Add reinforcing to the frame with wood corners glued and screwed into position.
GOOD TO KNOW: If you use PAR pine for the frame, DO make sure to select straight lengths without any bows or twists.
2. Stretching the canvas
When you are using a canvas drop cloth for the canvas, it's the same process as if you were using normal artist's canvas. Cut the canvas material large enough to fit the frame and be folded over for attaching to the back.
I found it beneficial to secure the canvas to the wood frame as I do for my upholstery projects. Starting at one side, fold over and staple the fabric to the back of the frame - starting in the centre and working out towards the corners, but leaving the corners for now. Now go to the opposite side and pull the fabric taut in the centre before securing with staples. Then again, work from the centre to the corners but leave the corners until last. Repeat this process for the other two sides.
GOOD TO KNOW: The canvas on the front of the frame should be as taut as a drum. You should be able to tap it and it bounces tightly. Any looser than that and you should start again.
When you get round to the corners you need to neatly fold under and fold over like you would in upholstery. This can be found on one of the videos below, and this process makes very neat and tidy corners.
3. Applying Gesso to the canvas
Now here's something I picked up along the way. Gesso is very expensive and you use quite a bit when prepping a canvas. I discovered that Rust-Oleum Chalked ultra matte paint - in Linen White - works just as well - at a fraction of the cost. Simply prime the canvas with 2 coats of Chalked paint, leave to dry and then sand smooth with 180-grit sandpaper. It works like a dream. I also found a recipe online for making your own gesso.

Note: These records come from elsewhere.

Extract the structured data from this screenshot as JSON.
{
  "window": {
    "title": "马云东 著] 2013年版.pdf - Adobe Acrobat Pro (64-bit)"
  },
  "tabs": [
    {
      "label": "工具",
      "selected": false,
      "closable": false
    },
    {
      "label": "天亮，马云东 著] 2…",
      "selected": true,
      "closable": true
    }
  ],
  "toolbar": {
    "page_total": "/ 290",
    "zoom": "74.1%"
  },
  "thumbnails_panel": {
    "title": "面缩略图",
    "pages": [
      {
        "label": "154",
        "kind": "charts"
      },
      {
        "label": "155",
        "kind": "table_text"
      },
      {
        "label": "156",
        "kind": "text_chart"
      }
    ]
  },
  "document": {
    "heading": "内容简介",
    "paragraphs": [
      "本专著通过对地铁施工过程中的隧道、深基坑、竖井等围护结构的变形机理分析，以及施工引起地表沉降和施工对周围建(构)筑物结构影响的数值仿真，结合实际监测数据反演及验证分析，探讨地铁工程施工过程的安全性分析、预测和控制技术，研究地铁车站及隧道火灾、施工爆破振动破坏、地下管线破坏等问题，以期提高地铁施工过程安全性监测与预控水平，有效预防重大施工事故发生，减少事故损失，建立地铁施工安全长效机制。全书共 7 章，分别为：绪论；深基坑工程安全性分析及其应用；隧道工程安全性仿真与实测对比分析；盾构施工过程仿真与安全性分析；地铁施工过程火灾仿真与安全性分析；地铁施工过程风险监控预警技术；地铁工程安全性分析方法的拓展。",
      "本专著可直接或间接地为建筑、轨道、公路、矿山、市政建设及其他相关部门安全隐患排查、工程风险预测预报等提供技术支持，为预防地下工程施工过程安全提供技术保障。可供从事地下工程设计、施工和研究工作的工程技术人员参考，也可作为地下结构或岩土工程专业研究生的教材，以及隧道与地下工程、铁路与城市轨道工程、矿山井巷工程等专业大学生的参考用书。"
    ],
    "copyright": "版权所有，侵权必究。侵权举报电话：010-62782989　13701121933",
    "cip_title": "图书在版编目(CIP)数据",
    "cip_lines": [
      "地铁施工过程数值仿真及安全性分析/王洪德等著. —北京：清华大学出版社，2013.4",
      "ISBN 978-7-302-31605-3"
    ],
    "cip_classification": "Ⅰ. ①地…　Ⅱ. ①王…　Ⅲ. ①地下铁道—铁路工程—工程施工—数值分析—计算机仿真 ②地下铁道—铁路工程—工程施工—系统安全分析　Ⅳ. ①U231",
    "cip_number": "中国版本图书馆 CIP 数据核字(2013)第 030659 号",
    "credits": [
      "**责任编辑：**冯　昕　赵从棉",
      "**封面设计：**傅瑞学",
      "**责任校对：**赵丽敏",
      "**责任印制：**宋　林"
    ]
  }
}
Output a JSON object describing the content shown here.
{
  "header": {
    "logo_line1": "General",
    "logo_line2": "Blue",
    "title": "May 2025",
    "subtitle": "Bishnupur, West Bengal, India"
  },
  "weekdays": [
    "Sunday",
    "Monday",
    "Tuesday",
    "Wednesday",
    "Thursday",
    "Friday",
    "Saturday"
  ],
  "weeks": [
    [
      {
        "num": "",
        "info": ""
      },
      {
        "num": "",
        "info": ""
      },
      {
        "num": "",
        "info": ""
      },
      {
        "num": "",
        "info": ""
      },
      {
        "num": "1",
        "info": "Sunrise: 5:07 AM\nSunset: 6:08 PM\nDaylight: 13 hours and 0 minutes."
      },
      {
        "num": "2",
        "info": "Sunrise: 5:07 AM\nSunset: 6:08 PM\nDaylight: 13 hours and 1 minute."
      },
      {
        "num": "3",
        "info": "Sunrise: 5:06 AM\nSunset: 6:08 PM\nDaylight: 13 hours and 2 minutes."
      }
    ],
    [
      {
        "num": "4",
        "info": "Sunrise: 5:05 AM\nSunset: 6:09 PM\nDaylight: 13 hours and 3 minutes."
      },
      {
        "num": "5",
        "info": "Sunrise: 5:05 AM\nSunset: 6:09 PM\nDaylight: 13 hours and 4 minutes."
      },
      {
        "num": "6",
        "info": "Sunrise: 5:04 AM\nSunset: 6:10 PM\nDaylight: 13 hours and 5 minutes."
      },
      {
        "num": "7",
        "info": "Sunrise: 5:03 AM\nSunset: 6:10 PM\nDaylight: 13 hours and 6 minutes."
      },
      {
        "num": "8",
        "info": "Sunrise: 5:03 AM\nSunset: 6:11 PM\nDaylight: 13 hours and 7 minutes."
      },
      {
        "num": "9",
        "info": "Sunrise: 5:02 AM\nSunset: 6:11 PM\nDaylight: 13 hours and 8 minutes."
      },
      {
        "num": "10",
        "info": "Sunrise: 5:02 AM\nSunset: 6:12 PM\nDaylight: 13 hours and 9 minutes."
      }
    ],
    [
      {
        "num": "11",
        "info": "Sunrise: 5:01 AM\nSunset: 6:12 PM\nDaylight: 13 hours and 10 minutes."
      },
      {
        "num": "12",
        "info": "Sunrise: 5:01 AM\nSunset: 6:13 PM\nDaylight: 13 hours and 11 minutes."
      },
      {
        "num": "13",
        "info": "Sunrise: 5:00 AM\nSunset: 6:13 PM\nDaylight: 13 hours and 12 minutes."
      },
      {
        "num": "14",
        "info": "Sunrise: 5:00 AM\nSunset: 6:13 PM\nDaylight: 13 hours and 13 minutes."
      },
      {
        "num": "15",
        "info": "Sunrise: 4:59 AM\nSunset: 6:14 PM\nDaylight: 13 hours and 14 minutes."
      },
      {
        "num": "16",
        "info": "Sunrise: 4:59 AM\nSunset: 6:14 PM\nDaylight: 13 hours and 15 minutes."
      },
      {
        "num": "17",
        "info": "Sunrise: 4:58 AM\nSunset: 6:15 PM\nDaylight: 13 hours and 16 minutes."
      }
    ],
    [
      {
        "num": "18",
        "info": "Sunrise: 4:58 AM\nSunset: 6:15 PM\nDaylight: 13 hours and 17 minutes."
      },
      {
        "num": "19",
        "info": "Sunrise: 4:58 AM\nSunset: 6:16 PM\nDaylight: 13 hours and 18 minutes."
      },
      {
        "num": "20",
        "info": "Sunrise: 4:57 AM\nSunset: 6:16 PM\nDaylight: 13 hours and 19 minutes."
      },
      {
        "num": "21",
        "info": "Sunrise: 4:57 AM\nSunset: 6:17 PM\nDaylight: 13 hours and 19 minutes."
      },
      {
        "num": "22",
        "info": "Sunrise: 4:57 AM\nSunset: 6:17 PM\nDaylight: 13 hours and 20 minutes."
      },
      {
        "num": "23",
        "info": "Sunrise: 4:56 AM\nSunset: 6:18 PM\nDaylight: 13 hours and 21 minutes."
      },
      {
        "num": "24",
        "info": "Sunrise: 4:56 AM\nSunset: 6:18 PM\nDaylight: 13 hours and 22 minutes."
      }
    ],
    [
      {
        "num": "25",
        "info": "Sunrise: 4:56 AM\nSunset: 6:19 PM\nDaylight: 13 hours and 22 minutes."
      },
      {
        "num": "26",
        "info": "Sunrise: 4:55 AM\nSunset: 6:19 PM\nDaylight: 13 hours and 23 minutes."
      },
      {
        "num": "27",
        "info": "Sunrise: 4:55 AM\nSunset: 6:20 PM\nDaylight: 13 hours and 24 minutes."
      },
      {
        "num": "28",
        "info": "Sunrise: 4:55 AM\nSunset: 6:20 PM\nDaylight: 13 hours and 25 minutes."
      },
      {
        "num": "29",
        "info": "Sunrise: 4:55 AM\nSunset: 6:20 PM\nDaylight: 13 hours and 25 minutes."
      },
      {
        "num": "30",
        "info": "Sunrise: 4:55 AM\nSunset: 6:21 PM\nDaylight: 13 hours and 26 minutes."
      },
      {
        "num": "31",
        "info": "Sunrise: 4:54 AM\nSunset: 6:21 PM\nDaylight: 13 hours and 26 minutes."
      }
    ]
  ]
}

Watch the videos below for more information on making the frames and stretching the canvas onto the frame.